- _Task requirements_
Restate every line below word for word, but drop each picture.

###

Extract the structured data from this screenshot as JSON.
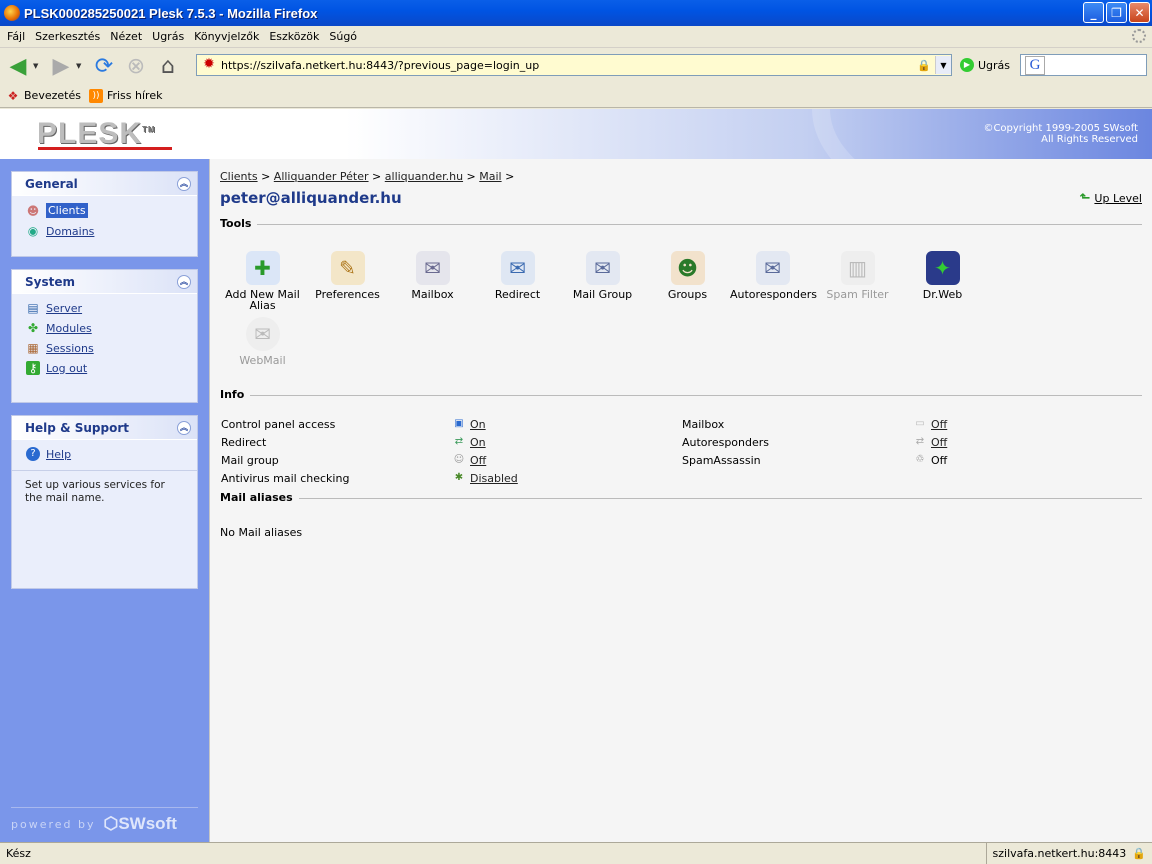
{
  "window": {
    "title": "PLSK000285250021 Plesk 7.5.3 - Mozilla Firefox"
  },
  "menu": [
    "Fájl",
    "Szerkesztés",
    "Nézet",
    "Ugrás",
    "Könyvjelzők",
    "Eszközök",
    "Súgó"
  ],
  "address": {
    "url": "https://szilvafa.netkert.hu:8443/?previous_page=login_up",
    "go_label": "Ugrás"
  },
  "bookmarks": [
    {
      "label": "Bevezetés",
      "icon": "firefox-icon"
    },
    {
      "label": "Friss hírek",
      "icon": "rss-icon"
    }
  ],
  "header": {
    "logo": "PLESK",
    "tm": "TM",
    "copyright_line1": "©Copyright 1999-2005 SWsoft",
    "copyright_line2": "All Rights Reserved"
  },
  "sidebar": {
    "general": {
      "title": "General",
      "items": [
        {
          "label": "Clients",
          "icon": "clients-icon",
          "selected": true
        },
        {
          "label": "Domains",
          "icon": "domains-icon"
        }
      ]
    },
    "system": {
      "title": "System",
      "items": [
        {
          "label": "Server",
          "icon": "server-icon"
        },
        {
          "label": "Modules",
          "icon": "modules-icon"
        },
        {
          "label": "Sessions",
          "icon": "sessions-icon"
        },
        {
          "label": "Log out",
          "icon": "logout-icon"
        }
      ]
    },
    "help": {
      "title": "Help & Support",
      "items": [
        {
          "label": "Help",
          "icon": "help-icon"
        }
      ],
      "text": "Set up various services for the mail name."
    },
    "powered_by": "powered by",
    "brand": "SWsoft"
  },
  "content": {
    "breadcrumb": [
      "Clients",
      "Alliquander Péter",
      "alliquander.hu",
      "Mail"
    ],
    "title": "peter@alliquander.hu",
    "up_level": "Up Level",
    "tools_title": "Tools",
    "tools": [
      {
        "label": "Add New Mail Alias",
        "icon": "add-alias-icon",
        "enabled": true
      },
      {
        "label": "Preferences",
        "icon": "preferences-icon",
        "enabled": true
      },
      {
        "label": "Mailbox",
        "icon": "mailbox-icon",
        "enabled": true
      },
      {
        "label": "Redirect",
        "icon": "redirect-icon",
        "enabled": true
      },
      {
        "label": "Mail Group",
        "icon": "mail-group-icon",
        "enabled": true
      },
      {
        "label": "Groups",
        "icon": "groups-icon",
        "enabled": true
      },
      {
        "label": "Autoresponders",
        "icon": "autoresponders-icon",
        "enabled": true
      },
      {
        "label": "Spam Filter",
        "icon": "spam-filter-icon",
        "enabled": false
      },
      {
        "label": "Dr.Web",
        "icon": "drweb-icon",
        "enabled": true
      },
      {
        "label": "WebMail",
        "icon": "webmail-icon",
        "enabled": false
      }
    ],
    "info_title": "Info",
    "info_left": [
      {
        "label": "Control panel access",
        "value": "On"
      },
      {
        "label": "Redirect",
        "value": "On"
      },
      {
        "label": "Mail group",
        "value": "Off"
      },
      {
        "label": "Antivirus mail checking",
        "value": "Disabled"
      }
    ],
    "info_right": [
      {
        "label": "Mailbox",
        "value": "Off"
      },
      {
        "label": "Autoresponders",
        "value": "Off"
      },
      {
        "label": "SpamAssassin",
        "value": "Off"
      }
    ],
    "aliases_title": "Mail aliases",
    "aliases_empty": "No Mail aliases"
  },
  "status": {
    "text": "Kész",
    "host": "szilvafa.netkert.hu:8443"
  }
}
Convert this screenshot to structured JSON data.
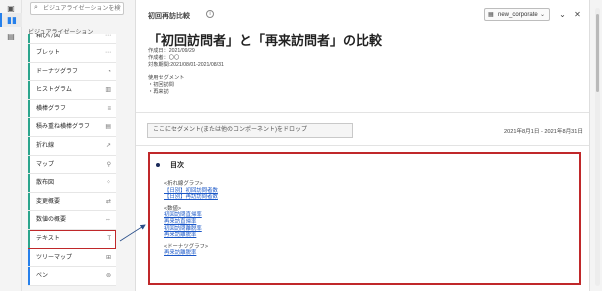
{
  "colors": {
    "brand": "#2680eb",
    "highlight": "#c0282a",
    "link": "#1a57c7",
    "bullet": "#1a2a5a"
  },
  "rail": {
    "icons": [
      "panel-icon",
      "visualizations-icon",
      "table-icon"
    ]
  },
  "sidebar": {
    "search_placeholder": "ビジュアライゼーションを検索",
    "section_label": "ビジュアライゼーション",
    "items": [
      {
        "label": "箱ひげ図",
        "icon": "box-plot-icon",
        "color": "#2ca58d",
        "clipped": true
      },
      {
        "label": "ブレット",
        "icon": "bullet-icon",
        "color": "#2ca58d"
      },
      {
        "label": "ドーナツグラフ",
        "icon": "donut-icon",
        "color": "#2ca58d"
      },
      {
        "label": "ヒストグラム",
        "icon": "histogram-icon",
        "color": "#2ca58d"
      },
      {
        "label": "横棒グラフ",
        "icon": "horizontal-bar-icon",
        "color": "#2ca58d"
      },
      {
        "label": "積み重ね横棒グラフ",
        "icon": "stacked-bar-icon",
        "color": "#2ca58d"
      },
      {
        "label": "折れ線",
        "icon": "line-chart-icon",
        "color": "#2ca58d"
      },
      {
        "label": "マップ",
        "icon": "map-icon",
        "color": "#2ca58d"
      },
      {
        "label": "散布図",
        "icon": "scatter-icon",
        "color": "#2ca58d"
      },
      {
        "label": "変更概要",
        "icon": "change-summary-icon",
        "color": "#2ca58d"
      },
      {
        "label": "数値の概要",
        "icon": "summary-number-icon",
        "color": "#2ca58d"
      },
      {
        "label": "テキスト",
        "icon": "text-icon",
        "color": "#2ca58d",
        "highlighted": true
      },
      {
        "label": "ツリーマップ",
        "icon": "treemap-icon",
        "color": "#2680eb"
      },
      {
        "label": "ベン",
        "icon": "venn-icon",
        "color": "#2680eb"
      }
    ]
  },
  "panel": {
    "title": "初回再訪比較",
    "dropdown_value": "new_corporate",
    "main_title": "「初回訪問者」と「再来訪問者」の比較",
    "created_date": "作成日：2021/09/29",
    "author": "作成者：〇〇",
    "period": "対象期間:2021/08/01-2021/08/31",
    "segment_label": "使用セグメント",
    "segments": [
      "・初回訪問",
      "・再来訪"
    ],
    "drop_placeholder": "ここにセグメント(または他のコンポーネント)をドロップ",
    "date_range": "2021年8月1日 - 2021年8月31日"
  },
  "text_panel": {
    "heading": "目次",
    "groups": [
      {
        "title": "<折れ線グラフ>",
        "links": [
          "【日別】初回訪問者数",
          "【日別】再訪訪問者数"
        ]
      },
      {
        "title": "<数値>",
        "links": [
          "初回訪問直帰率",
          "再来訪直帰率",
          "初回訪問離脱率",
          "再来訪離脱率"
        ]
      },
      {
        "title": "<ドーナツグラフ>",
        "links": [
          "再来訪離脱率"
        ]
      }
    ]
  }
}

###

- _Output of the exercise_
Extract the structured data from this screenshot as JSON.
{
  "window": {
    "title": "PLSK000285250021 Plesk 7.5.3 - Mozilla Firefox"
  },
  "menu": [
    "Fájl",
    "Szerkesztés",
    "Nézet",
    "Ugrás",
    "Könyvjelzők",
    "Eszközök",
    "Súgó"
  ],
  "address": {
    "url": "https://szilvafa.netkert.hu:8443/?previous_page=login_up",
    "go_label": "Ugrás"
  },
  "bookmarks": [
    {
      "label": "Bevezetés",
      "icon": "firefox-icon"
    },
    {
      "label": "Friss hírek",
      "icon": "rss-icon"
    }
  ],
  "header": {
    "logo": "PLESK",
    "tm": "TM",
    "copyright_line1": "©Copyright 1999-2005 SWsoft",
    "copyright_line2": "All Rights Reserved"
  },
  "sidebar": {
    "general": {
      "title": "General",
      "items": [
        {
          "label": "Clients",
          "icon": "clients-icon",
          "selected": true
        },
        {
          "label": "Domains",
          "icon": "domains-icon"
        }
      ]
    },
    "system": {
      "title": "System",
      "items": [
        {
          "label": "Server",
          "icon": "server-icon"
        },
        {
          "label": "Modules",
          "icon": "modules-icon"
        },
        {
          "label": "Sessions",
          "icon": "sessions-icon"
        },
        {
          "label": "Log out",
          "icon": "logout-icon"
        }
      ]
    },
    "help": {
      "title": "Help & Support",
      "items": [
        {
          "label": "Help",
          "icon": "help-icon"
        }
      ],
      "text": "Set up various services for the mail name."
    },
    "powered_by": "powered by",
    "brand": "SWsoft"
  },
  "content": {
    "breadcrumb": [
      "Clients",
      "Alliquander Péter",
      "alliquander.hu",
      "Mail"
    ],
    "title": "peter@alliquander.hu",
    "up_level": "Up Level",
    "tools_title": "Tools",
    "tools": [
      {
        "label": "Add New Mail Alias",
        "icon": "add-alias-icon",
        "enabled": true
      },
      {
        "label": "Preferences",
        "icon": "preferences-icon",
        "enabled": true
      },
      {
        "label": "Mailbox",
        "icon": "mailbox-icon",
        "enabled": true
      },
      {
        "label": "Redirect",
        "icon": "redirect-icon",
        "enabled": true
      },
      {
        "label": "Mail Group",
        "icon": "mail-group-icon",
        "enabled": true
      },
      {
        "label": "Groups",
        "icon": "groups-icon",
        "enabled": true
      },
      {
        "label": "Autoresponders",
        "icon": "autoresponders-icon",
        "enabled": true
      },
      {
        "label": "Spam Filter",
        "icon": "spam-filter-icon",
        "enabled": false
      },
      {
        "label": "Dr.Web",
        "icon": "drweb-icon",
        "enabled": true
      },
      {
        "label": "WebMail",
        "icon": "webmail-icon",
        "enabled": false
      }
    ],
    "info_title": "Info",
    "info_left": [
      {
        "label": "Control panel access",
        "value": "On"
      },
      {
        "label": "Redirect",
        "value": "On"
      },
      {
        "label": "Mail group",
        "value": "Off"
      },
      {
        "label": "Antivirus mail checking",
        "value": "Disabled"
      }
    ],
    "info_right": [
      {
        "label": "Mailbox",
        "value": "Off"
      },
      {
        "label": "Autoresponders",
        "value": "Off"
      },
      {
        "label": "SpamAssassin",
        "value": "Off"
      }
    ],
    "aliases_title": "Mail aliases",
    "aliases_empty": "No Mail aliases"
  },
  "status": {
    "text": "Kész",
    "host": "szilvafa.netkert.hu:8443"
  }
}
Convert this screenshot to structured JSON data.
{
  "colors": {
    "brand": "#2680eb",
    "highlight": "#c0282a",
    "link": "#1a57c7",
    "bullet": "#1a2a5a"
  },
  "rail": {
    "icons": [
      "panel-icon",
      "visualizations-icon",
      "table-icon"
    ]
  },
  "sidebar": {
    "search_placeholder": "ビジュアライゼーションを検索",
    "section_label": "ビジュアライゼーション",
    "items": [
      {
        "label": "箱ひげ図",
        "icon": "box-plot-icon",
        "color": "#2ca58d",
        "clipped": true
      },
      {
        "label": "ブレット",
        "icon": "bullet-icon",
        "color": "#2ca58d"
      },
      {
        "label": "ドーナツグラフ",
        "icon": "donut-icon",
        "color": "#2ca58d"
      },
      {
        "label": "ヒストグラム",
        "icon": "histogram-icon",
        "color": "#2ca58d"
      },
      {
        "label": "横棒グラフ",
        "icon": "horizontal-bar-icon",
        "color": "#2ca58d"
      },
      {
        "label": "積み重ね横棒グラフ",
        "icon": "stacked-bar-icon",
        "color": "#2ca58d"
      },
      {
        "label": "折れ線",
        "icon": "line-chart-icon",
        "color": "#2ca58d"
      },
      {
        "label": "マップ",
        "icon": "map-icon",
        "color": "#2ca58d"
      },
      {
        "label": "散布図",
        "icon": "scatter-icon",
        "color": "#2ca58d"
      },
      {
        "label": "変更概要",
        "icon": "change-summary-icon",
        "color": "#2ca58d"
      },
      {
        "label": "数値の概要",
        "icon": "summary-number-icon",
        "color": "#2ca58d"
      },
      {
        "label": "テキスト",
        "icon": "text-icon",
        "color": "#2ca58d",
        "highlighted": true
      },
      {
        "label": "ツリーマップ",
        "icon": "treemap-icon",
        "color": "#2680eb"
      },
      {
        "label": "ベン",
        "icon": "venn-icon",
        "color": "#2680eb"
      }
    ]
  },
  "panel": {
    "title": "初回再訪比較",
    "dropdown_value": "new_corporate",
    "main_title": "「初回訪問者」と「再来訪問者」の比較",
    "created_date": "作成日：2021/09/29",
    "author": "作成者：〇〇",
    "period": "対象期間:2021/08/01-2021/08/31",
    "segment_label": "使用セグメント",
    "segments": [
      "・初回訪問",
      "・再来訪"
    ],
    "drop_placeholder": "ここにセグメント(または他のコンポーネント)をドロップ",
    "date_range": "2021年8月1日 - 2021年8月31日"
  },
  "text_panel": {
    "heading": "目次",
    "groups": [
      {
        "title": "<折れ線グラフ>",
        "links": [
          "【日別】初回訪問者数",
          "【日別】再訪訪問者数"
        ]
      },
      {
        "title": "<数値>",
        "links": [
          "初回訪問直帰率",
          "再来訪直帰率",
          "初回訪問離脱率",
          "再来訪離脱率"
        ]
      },
      {
        "title": "<ドーナツグラフ>",
        "links": [
          "再来訪離脱率"
        ]
      }
    ]
  }
}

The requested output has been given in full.